There are some groups on the left who expect world war as the last throw of the ruling class. There is no question but that war has been intrinsic to the stability of capitalism over the last two centuries. However, although possible, it is unlikely, as neither side can win a nuclear war. Conventional war other than between two highly developed military powers will not provide a sufficient economic incentive. However, such powers will possess nuclear weapons, which will limit the war. It is also the case that full-scale, non-nuclear wars between such powers would most likely completely destroy them.
In China there is a police state, and penalties are severe for those who threaten that state, but it has a core peasant population, which is relatively stable and hence does not need a different form at this time. Furthermore, there does not seem to be an obvious alternative. In Russia, for example, while Stalinism still provides a barrier to the acceptance of socialism, the clear failure of the successor states to the Soviet Union also prevents the acceptance of market capitalism. In the meantime, the present regime in China can continue, but the thousands of strikes and demonstrations, combined with the increasing industrialisation and urbanisation of the country, make change inevitable.
The failure of the capitalist class to understand its own limitations has been the chief reason for its failure to absorb the former Soviet Union states and the difficulties in eastern Europe. Instead of accepting the economies as they stood, to begin with, they effectively destroyed them. That left these countries without an indigenous industry, apart from those related to raw materials. Those without raw materials to sell were left impoverished, having to accept western assembly firms. Those states are effectively unviable without subsidies.

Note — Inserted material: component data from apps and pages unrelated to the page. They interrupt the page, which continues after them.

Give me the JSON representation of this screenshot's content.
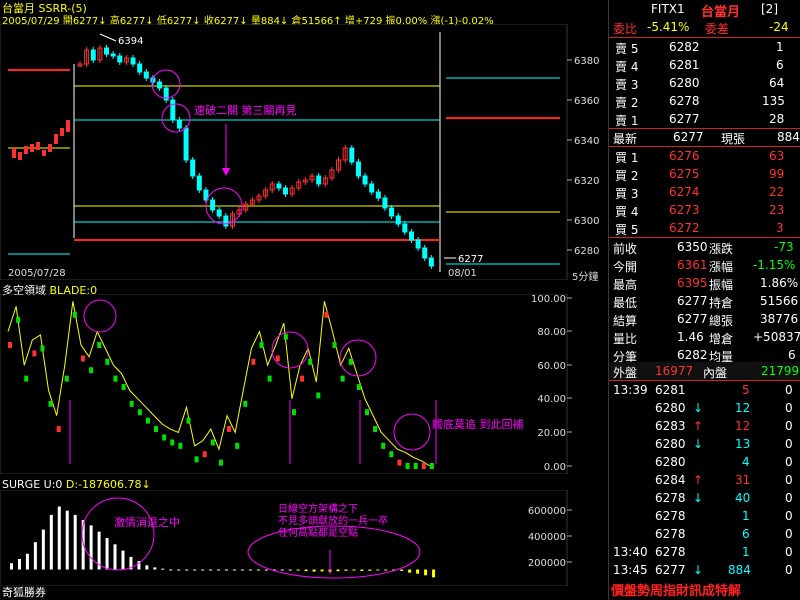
{
  "colors": {
    "up": "#ff3030",
    "down": "#00ffff",
    "green_bar": "#00e000",
    "yellow": "#ffff00",
    "magenta": "#ff00ff",
    "cyan": "#00ffff",
    "red": "#ff2020"
  },
  "main": {
    "title": "台當月 SSRR-(5)",
    "ohlc_line": "2005/07/29 開6277↓ 高6277↓ 低6277↓ 收6277↓ 量884↓ 倉51566↑ 增+729 振0.00% 漲(-1)-0.02%",
    "y_ticks": [
      "6380",
      "6360",
      "6340",
      "6320",
      "6300",
      "6280"
    ],
    "high_label": "6394",
    "low_label": "6277",
    "date_left": "2005/07/28",
    "date_right": "08/01",
    "interval": "5分鐘",
    "annotation": "速破二關 第三關再見"
  },
  "blade": {
    "title": "多空領域",
    "param": "BLADE:0",
    "y_ticks": [
      "100.00",
      "80.00",
      "60.00",
      "40.00",
      "20.00",
      "0.00"
    ],
    "annotation": "觸底莫追 到此回補"
  },
  "surge": {
    "title": "SURGE U:0",
    "param": "D:-187606.78↓",
    "y_ticks": [
      "600000",
      "400000",
      "200000"
    ],
    "annotation_left": "激情消退之中",
    "annotation_right": "日線空方架構之下 不見多頭獻放的一兵一卒 任何高點都是空點",
    "footer": "奇狐勝券"
  },
  "quote": {
    "symbol": "FITX1",
    "name": "台當月",
    "window": "[2]",
    "ratio_label": "委比",
    "ratio_value": "-5.41%",
    "diff_label": "委差",
    "diff_value": "-24",
    "asks": [
      {
        "label": "賣 5",
        "price": "6282",
        "vol": "1"
      },
      {
        "label": "賣 4",
        "price": "6281",
        "vol": "6"
      },
      {
        "label": "賣 3",
        "price": "6280",
        "vol": "64"
      },
      {
        "label": "賣 2",
        "price": "6278",
        "vol": "135"
      },
      {
        "label": "賣 1",
        "price": "6277",
        "vol": "28"
      }
    ],
    "last_label": "最新",
    "last_value": "6277",
    "cur_label": "現張",
    "cur_value": "884",
    "bids": [
      {
        "label": "買 1",
        "price": "6276",
        "vol": "63"
      },
      {
        "label": "買 2",
        "price": "6275",
        "vol": "99"
      },
      {
        "label": "買 3",
        "price": "6274",
        "vol": "22"
      },
      {
        "label": "買 4",
        "price": "6273",
        "vol": "23"
      },
      {
        "label": "買 5",
        "price": "6272",
        "vol": "3"
      }
    ],
    "stats": [
      {
        "l1": "前收",
        "v1": "6350",
        "l2": "漲跌",
        "v2": "-73",
        "c1": "#fff",
        "c2": "#00ff00"
      },
      {
        "l1": "今開",
        "v1": "6361",
        "l2": "漲幅",
        "v2": "-1.15%",
        "c1": "#ff3030",
        "c2": "#00ff00"
      },
      {
        "l1": "最高",
        "v1": "6395",
        "l2": "振幅",
        "v2": "1.86%",
        "c1": "#ff3030",
        "c2": "#fff"
      },
      {
        "l1": "最低",
        "v1": "6277",
        "l2": "持倉",
        "v2": "51566",
        "c1": "#fff",
        "c2": "#fff"
      },
      {
        "l1": "結算",
        "v1": "6277",
        "l2": "總張",
        "v2": "38776",
        "c1": "#fff",
        "c2": "#fff"
      },
      {
        "l1": "量比",
        "v1": "1.46",
        "l2": "增倉",
        "v2": "+50837",
        "c1": "#fff",
        "c2": "#fff"
      },
      {
        "l1": "分筆",
        "v1": "6282",
        "l2": "均量",
        "v2": "6",
        "c1": "#fff",
        "c2": "#fff"
      }
    ],
    "outer_label": "外盤",
    "outer_value": "16977",
    "inner_label": "內盤",
    "inner_value": "21799",
    "ticks": [
      {
        "time": "13:39",
        "price": "6281",
        "arrow": "",
        "vol": "5",
        "vcolor": "#ff3030",
        "oi": "0"
      },
      {
        "time": "",
        "price": "6280",
        "arrow": "↓",
        "vol": "12",
        "vcolor": "#00ffff",
        "oi": "0"
      },
      {
        "time": "",
        "price": "6283",
        "arrow": "↑",
        "vol": "12",
        "vcolor": "#ff3030",
        "oi": "0"
      },
      {
        "time": "",
        "price": "6280",
        "arrow": "↓",
        "vol": "13",
        "vcolor": "#00ffff",
        "oi": "0"
      },
      {
        "time": "",
        "price": "6280",
        "arrow": "",
        "vol": "4",
        "vcolor": "#00ffff",
        "oi": "0"
      },
      {
        "time": "",
        "price": "6284",
        "arrow": "↑",
        "vol": "31",
        "vcolor": "#ff3030",
        "oi": "0"
      },
      {
        "time": "",
        "price": "6278",
        "arrow": "↓",
        "vol": "40",
        "vcolor": "#00ffff",
        "oi": "0"
      },
      {
        "time": "",
        "price": "6278",
        "arrow": "",
        "vol": "1",
        "vcolor": "#00ffff",
        "oi": "0"
      },
      {
        "time": "",
        "price": "6278",
        "arrow": "",
        "vol": "6",
        "vcolor": "#00ffff",
        "oi": "0"
      },
      {
        "time": "13:40",
        "price": "6278",
        "arrow": "",
        "vol": "1",
        "vcolor": "#00ffff",
        "oi": "0"
      },
      {
        "time": "13:45",
        "price": "6277",
        "arrow": "↓",
        "vol": "884",
        "vcolor": "#00ffff",
        "oi": "0"
      }
    ],
    "footer": "價盤勢周指財訊成特解"
  },
  "chart_data": [
    {
      "type": "line",
      "title": "台當月 SSRR-(5)",
      "ylim": [
        6275,
        6395
      ],
      "series": [
        {
          "values": [
            6378,
            6385,
            6380,
            6386,
            6383,
            6382,
            6379,
            6381,
            6378,
            6374,
            6371,
            6369,
            6366,
            6360,
            6350,
            6346,
            6330,
            6322,
            6315,
            6310,
            6305,
            6302,
            6297,
            6303,
            6305,
            6308,
            6310,
            6312,
            6315,
            6318,
            6316,
            6313,
            6316,
            6319,
            6320,
            6322,
            6318,
            6321,
            6325,
            6330,
            6336,
            6329,
            6322,
            6318,
            6314,
            6311,
            6306,
            6302,
            6298,
            6294,
            6290,
            6286,
            6281,
            6277
          ]
        }
      ]
    },
    {
      "type": "line",
      "title": "多空領域",
      "ylim": [
        0,
        100
      ],
      "series": [
        {
          "values": [
            80,
            95,
            60,
            75,
            78,
            45,
            30,
            60,
            98,
            72,
            65,
            80,
            70,
            60,
            55,
            45,
            40,
            35,
            30,
            25,
            22,
            20,
            35,
            12,
            15,
            22,
            10,
            30,
            20,
            45,
            70,
            80,
            60,
            72,
            85,
            40,
            60,
            70,
            50,
            98,
            80,
            60,
            70,
            55,
            40,
            30,
            20,
            15,
            10,
            8,
            5,
            3,
            0
          ]
        }
      ]
    },
    {
      "type": "bar",
      "title": "SURGE U:0",
      "ylim": [
        -100000,
        700000
      ],
      "series": [
        {
          "values": [
            60000,
            100000,
            150000,
            260000,
            380000,
            520000,
            600000,
            560000,
            520000,
            470000,
            420000,
            360000,
            300000,
            240000,
            180000,
            120000,
            80000,
            40000,
            20000,
            8000,
            0,
            0,
            0,
            0,
            0,
            0,
            0,
            0,
            0,
            0,
            0,
            0,
            0,
            0,
            0,
            0,
            -10000,
            -15000,
            -20000,
            -18000,
            -22000,
            -16000,
            -12000,
            -10000,
            -14000,
            -12000,
            -8000,
            -10000,
            -6000,
            -14000,
            -30000,
            -40000,
            -55000,
            -75000
          ]
        }
      ]
    }
  ]
}
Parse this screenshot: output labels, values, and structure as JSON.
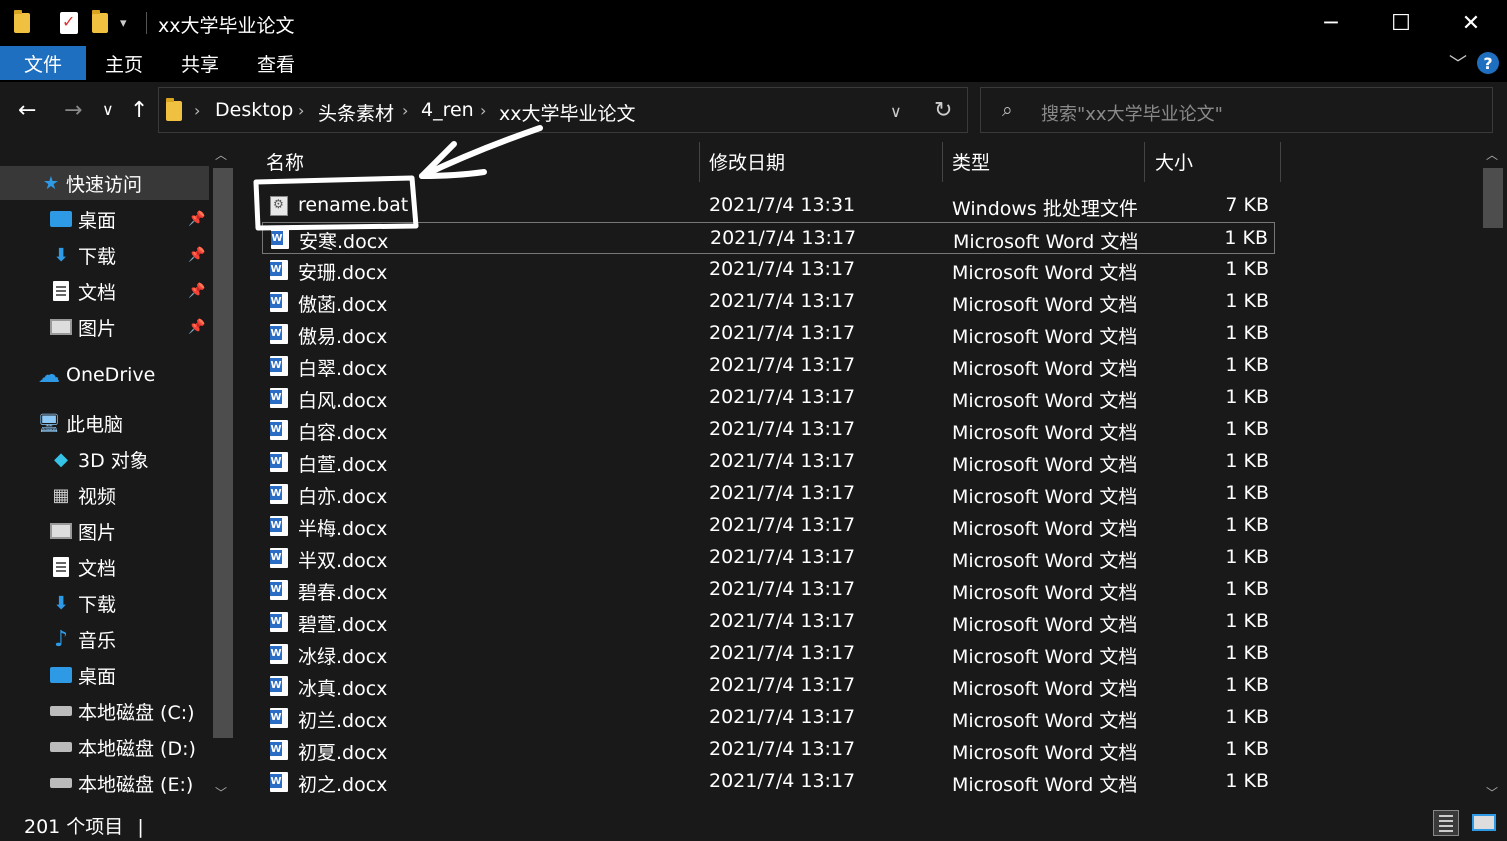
{
  "window": {
    "title": "xx大学毕业论文",
    "minimize": "─",
    "maximize": "☐",
    "close": "✕"
  },
  "ribbon": {
    "tabs": [
      "文件",
      "主页",
      "共享",
      "查看"
    ],
    "help": "?"
  },
  "nav": {
    "breadcrumbs": [
      "Desktop",
      "头条素材",
      "4_ren",
      "xx大学毕业论文"
    ],
    "search_placeholder": "搜索\"xx大学毕业论文\""
  },
  "sidebar": {
    "items": [
      {
        "label": "快速访问",
        "icon": "star-icon"
      },
      {
        "label": "桌面",
        "icon": "desktop-icon",
        "pinned": true
      },
      {
        "label": "下载",
        "icon": "download-icon",
        "pinned": true
      },
      {
        "label": "文档",
        "icon": "documents-icon",
        "pinned": true
      },
      {
        "label": "图片",
        "icon": "pictures-icon",
        "pinned": true
      },
      {
        "label": "OneDrive",
        "icon": "cloud-icon"
      },
      {
        "label": "此电脑",
        "icon": "computer-icon"
      },
      {
        "label": "3D 对象",
        "icon": "3d-objects-icon"
      },
      {
        "label": "视频",
        "icon": "videos-icon"
      },
      {
        "label": "图片",
        "icon": "pictures-icon"
      },
      {
        "label": "文档",
        "icon": "documents-icon"
      },
      {
        "label": "下载",
        "icon": "download-icon"
      },
      {
        "label": "音乐",
        "icon": "music-icon"
      },
      {
        "label": "桌面",
        "icon": "desktop-icon"
      },
      {
        "label": "本地磁盘 (C:)",
        "icon": "disk-icon"
      },
      {
        "label": "本地磁盘 (D:)",
        "icon": "disk-icon"
      },
      {
        "label": "本地磁盘 (E:)",
        "icon": "disk-icon"
      }
    ]
  },
  "columns": [
    "名称",
    "修改日期",
    "类型",
    "大小"
  ],
  "files": [
    {
      "name": "rename.bat",
      "date": "2021/7/4 13:31",
      "type": "Windows 批处理文件",
      "size": "7 KB",
      "icon": "bat"
    },
    {
      "name": "安寒.docx",
      "date": "2021/7/4 13:17",
      "type": "Microsoft Word 文档",
      "size": "1 KB",
      "icon": "word"
    },
    {
      "name": "安珊.docx",
      "date": "2021/7/4 13:17",
      "type": "Microsoft Word 文档",
      "size": "1 KB",
      "icon": "word"
    },
    {
      "name": "傲菡.docx",
      "date": "2021/7/4 13:17",
      "type": "Microsoft Word 文档",
      "size": "1 KB",
      "icon": "word"
    },
    {
      "name": "傲易.docx",
      "date": "2021/7/4 13:17",
      "type": "Microsoft Word 文档",
      "size": "1 KB",
      "icon": "word"
    },
    {
      "name": "白翠.docx",
      "date": "2021/7/4 13:17",
      "type": "Microsoft Word 文档",
      "size": "1 KB",
      "icon": "word"
    },
    {
      "name": "白风.docx",
      "date": "2021/7/4 13:17",
      "type": "Microsoft Word 文档",
      "size": "1 KB",
      "icon": "word"
    },
    {
      "name": "白容.docx",
      "date": "2021/7/4 13:17",
      "type": "Microsoft Word 文档",
      "size": "1 KB",
      "icon": "word"
    },
    {
      "name": "白萱.docx",
      "date": "2021/7/4 13:17",
      "type": "Microsoft Word 文档",
      "size": "1 KB",
      "icon": "word"
    },
    {
      "name": "白亦.docx",
      "date": "2021/7/4 13:17",
      "type": "Microsoft Word 文档",
      "size": "1 KB",
      "icon": "word"
    },
    {
      "name": "半梅.docx",
      "date": "2021/7/4 13:17",
      "type": "Microsoft Word 文档",
      "size": "1 KB",
      "icon": "word"
    },
    {
      "name": "半双.docx",
      "date": "2021/7/4 13:17",
      "type": "Microsoft Word 文档",
      "size": "1 KB",
      "icon": "word"
    },
    {
      "name": "碧春.docx",
      "date": "2021/7/4 13:17",
      "type": "Microsoft Word 文档",
      "size": "1 KB",
      "icon": "word"
    },
    {
      "name": "碧萱.docx",
      "date": "2021/7/4 13:17",
      "type": "Microsoft Word 文档",
      "size": "1 KB",
      "icon": "word"
    },
    {
      "name": "冰绿.docx",
      "date": "2021/7/4 13:17",
      "type": "Microsoft Word 文档",
      "size": "1 KB",
      "icon": "word"
    },
    {
      "name": "冰真.docx",
      "date": "2021/7/4 13:17",
      "type": "Microsoft Word 文档",
      "size": "1 KB",
      "icon": "word"
    },
    {
      "name": "初兰.docx",
      "date": "2021/7/4 13:17",
      "type": "Microsoft Word 文档",
      "size": "1 KB",
      "icon": "word"
    },
    {
      "name": "初夏.docx",
      "date": "2021/7/4 13:17",
      "type": "Microsoft Word 文档",
      "size": "1 KB",
      "icon": "word"
    },
    {
      "name": "初之.docx",
      "date": "2021/7/4 13:17",
      "type": "Microsoft Word 文档",
      "size": "1 KB",
      "icon": "word"
    }
  ],
  "status": {
    "count": "201 个项目"
  },
  "colors": {
    "accent": "#1f6fc0",
    "background": "#191919",
    "titlebar": "#000000"
  }
}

We have argued that we are living in a new turn within a declining capitalism. The ruling class is confused both objectively and subjectively in its strategy. It is clear that it has to make concessions, but it is not prepared to effect any real change. Nonetheless, moving between the extreme economic repression in Greece and concessions in Portugal and Spain, it has shown some flexibility. For the bourgeoisie the choice is between further forms of private enterprise and chaos in economic terms, and concessions and repression. In spite of Keynesians like Summers, the political-economic crisis can only continue, given the nature of the class relation. The working class still needs to find its revolutionary form both objectively and subjectively, but conditions are moving in that direction.
This article, like the one from the same author published last week,5 is based on Hillel Ticktin’s ‘Notes’ in the Critique journal.6
1 . For a short account of my view of more general changes in contemporary political economy, see my article, ‘The period of transition’ (Weekly Worker October 6 2016).
5. ‘Integration and disintegration’, December 1.